Below is a letter I've written to Chairman Wheeler. I encourage you to copy and paste it, sending it to the Chairman. Manipulate a few words and send it to your Representatives as well:
Dear Chairman Wheeler,
I am greatly concerned over the court ruling of Net Neutrality. This decision could be one of the greatest abuses of freedom and free speech of the modern era. This ruling is the latest example of corporate lobbyist manipulating our judicial system purely for profit at the expense of our civil liberties.
The internet was created and based around the freedom to share information, a platform for free speech, and equality to any person that has access to it. The Revolutionary War was fought for the same principles and for a substantially smaller tax. Allowing ISP's to block or limit political points of view it doesn't agree with, charge higher rates to access content it didn't have a hand in creating, and stifling entrepreneurship and individual innovation by limiting new voices is not the will of the people.
We have a great thing- the internet is one of humanity's greatest achievements and needs to be protected. Citizens, the people, urge you to correct the course and represent us. Speak for us. Become an example that the rest of the world will follow.
Please reclassify broadband as a telecommunications service. Please be a leader in this issue and preserve the zeitgeist of our historical age.
To learn more about Net Neutrality, read the new legislation in detail, and find out more ways you can help stop this unjust loss of freedom, visit www.savetheinternet.com.
I found my journal from exactly 10 years ago- talk about an eye opening read. I couldn’t put it down, not because it was particularly exciting or well written, but more like a ghost talking to you from the past.
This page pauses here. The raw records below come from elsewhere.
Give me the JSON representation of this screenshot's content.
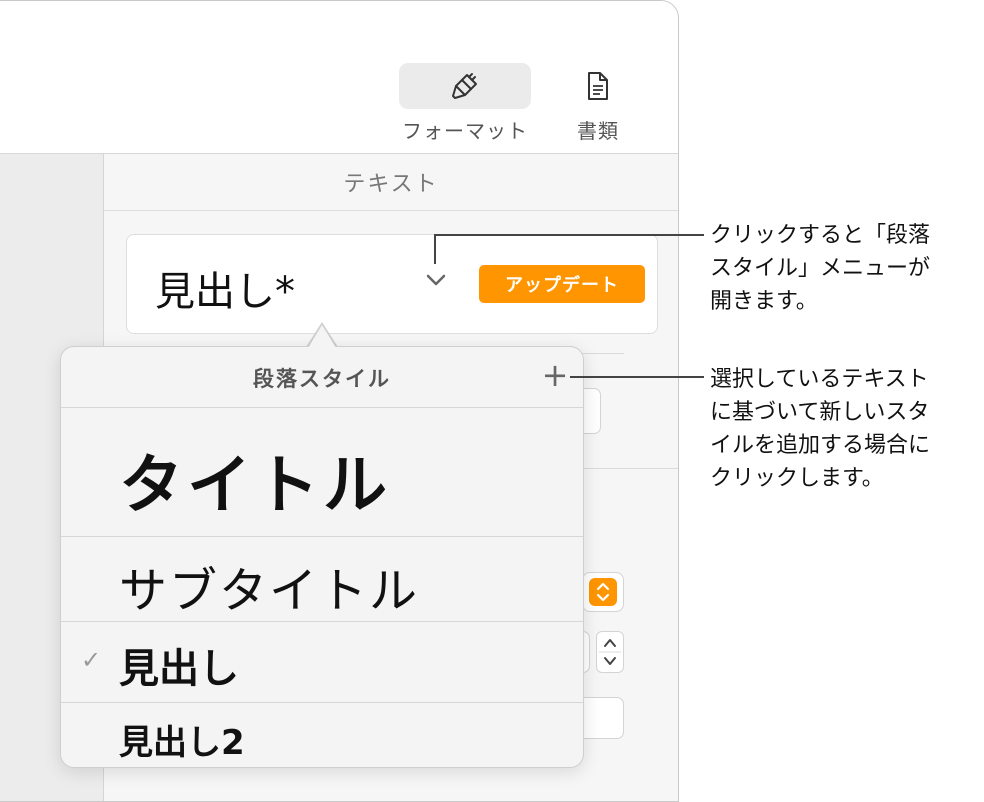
{
  "toolbar": {
    "format": {
      "label": "フォーマット",
      "icon": "paintbrush-icon"
    },
    "document": {
      "label": "書類",
      "icon": "document-icon"
    }
  },
  "inspector": {
    "tab_label": "テキスト",
    "paragraph_style": {
      "current": "見出し*",
      "update_label": "アップデート"
    }
  },
  "popup": {
    "title": "段落スタイル",
    "add_icon": "plus-icon",
    "items": [
      {
        "label": "タイトル",
        "checked": false
      },
      {
        "label": "サブタイトル",
        "checked": false
      },
      {
        "label": "見出し",
        "checked": true
      },
      {
        "label": "見出し2",
        "checked": false
      }
    ]
  },
  "callouts": {
    "style_menu": [
      "クリックすると「段落",
      "スタイル」メニューが",
      "開きます。"
    ],
    "add_style": [
      "選択しているテキスト",
      "に基づいて新しいスタ",
      "イルを追加する場合に",
      "クリックします。"
    ]
  },
  "colors": {
    "accent": "#ff9500",
    "checkmark": "#9a9a9a"
  }
}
I stayed up until 3:30 am reliving what seemed like a different story but with the same main character. Some things I couldn’t remember at all- especially things that seemed so important in the moment. Other things I remember happening, but the memory was like a news clipping of factual information- the journal filled in all the emotion and thoughts that had long since been forgotten. However, the strangest part is how little the main character has changed. I’m essentially the same person I was back then, just further along in the story- or maybe now in a sequel. For some reason I equated 10 years time to me transforming into a different person, maybe an adult. That I had emerged into a new, sophisticated version of myself keeping only my best qualities. The truth is, I still laugh at fart jokes. I’m still single for the exact same reasons. Money has never made me happy. My imagination is way better than reality. The only thing that has really changed is my friends, they did grow up.